- Teach and review content-specific vocabulary in different ways.
- Post virtual anchor charts and provide clear expectations on how to access and use them.
- Provide culturally relevant graphics and background information.
- Can students see themselves in the online resources you provide and/or share?
- Encourage students to ask questions and provide clear instructions on how to ask questions and receive feedback.
- Provide graphic organizers.
- You can use many of the graphic organizers discussed in our “Digital Focused Note-Taking: Strategies and Tools” section.
Action and Expression
- Provide templates for students to access and use.
- You can use many of the focused note-taking templates we shared in our “Digital Focused Note-Taking: Strategies and Tools” section.
- Incorporate the use of assistive technology.
- Find out more about this and tools you can use in our “Empowering Students With Accessibility Tools” section.
- Provide Sentence Stems when you can.
- If possible, provide physical manipulatives or suggest the use of physical manipulatives that students may have access to at home. You can also provide virtual manipulatives, like the ones from the Toy Theater Virtual Manipulatives.
- Have students set short-term and long-term goals and create time for students to check in with you, or other students, about their goals.
- Record and communicate student progress. Create planned checkpoints during the day, week, and/or month.
- Provide exemplars of projects, assessments, and assignments.
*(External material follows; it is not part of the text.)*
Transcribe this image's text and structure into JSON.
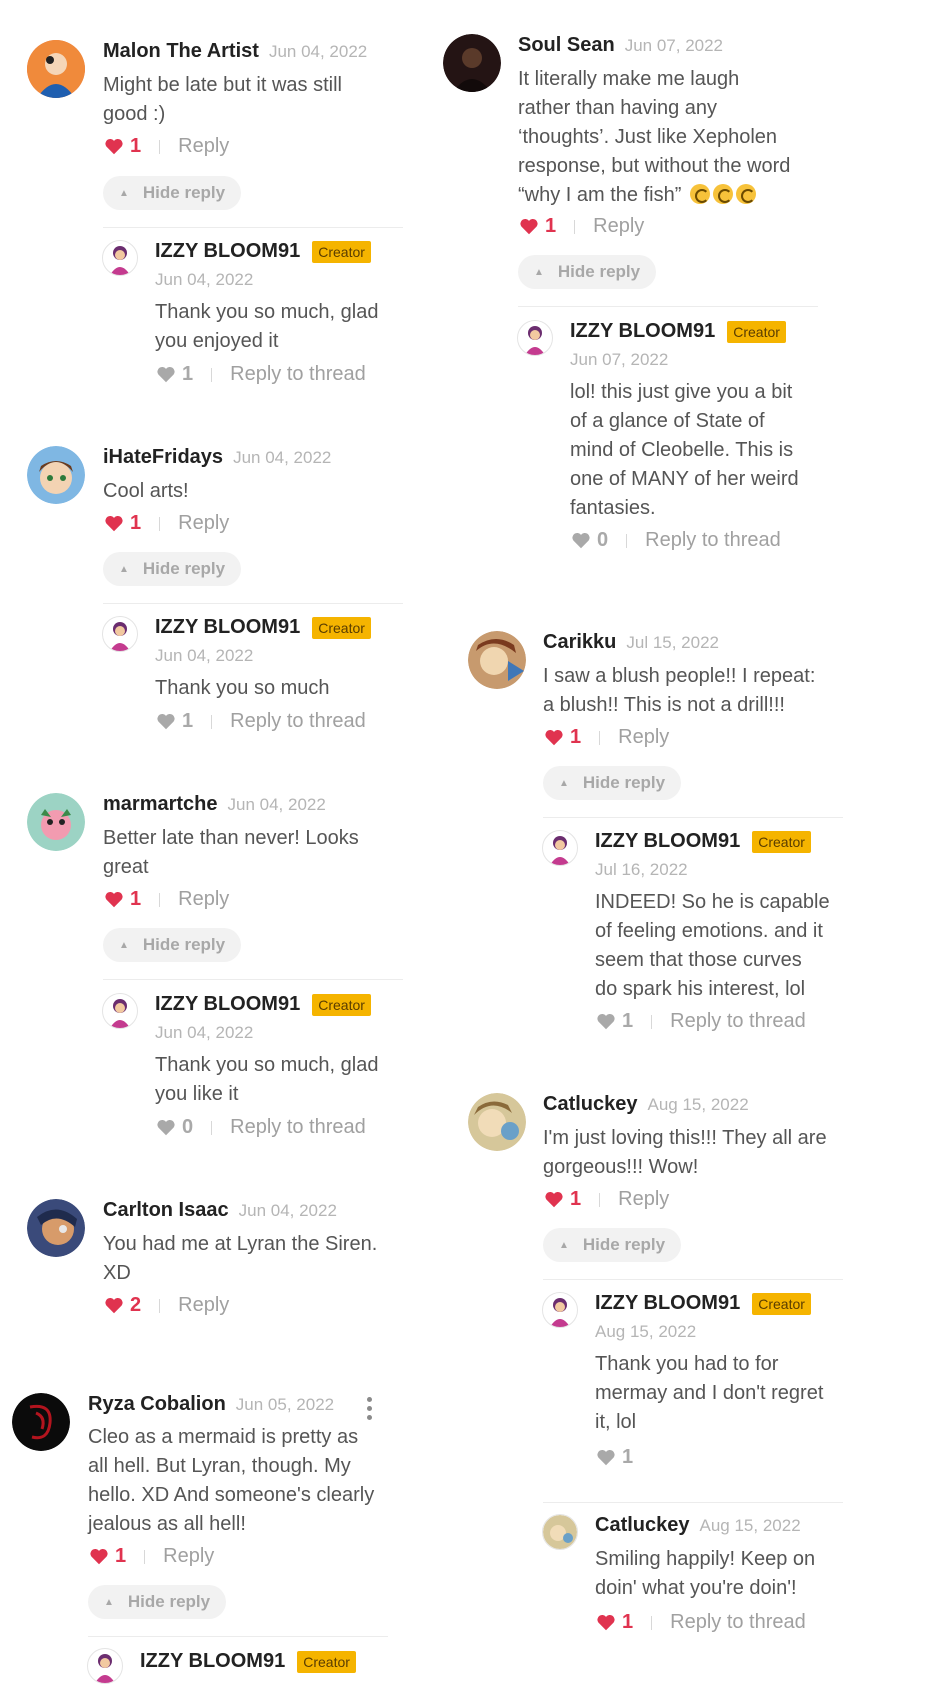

- Communicate very clear instructions on how students are expected to engage in their virtual-learning environment. How do they ask for help? How should they collaborate with others? How do they contact the teacher?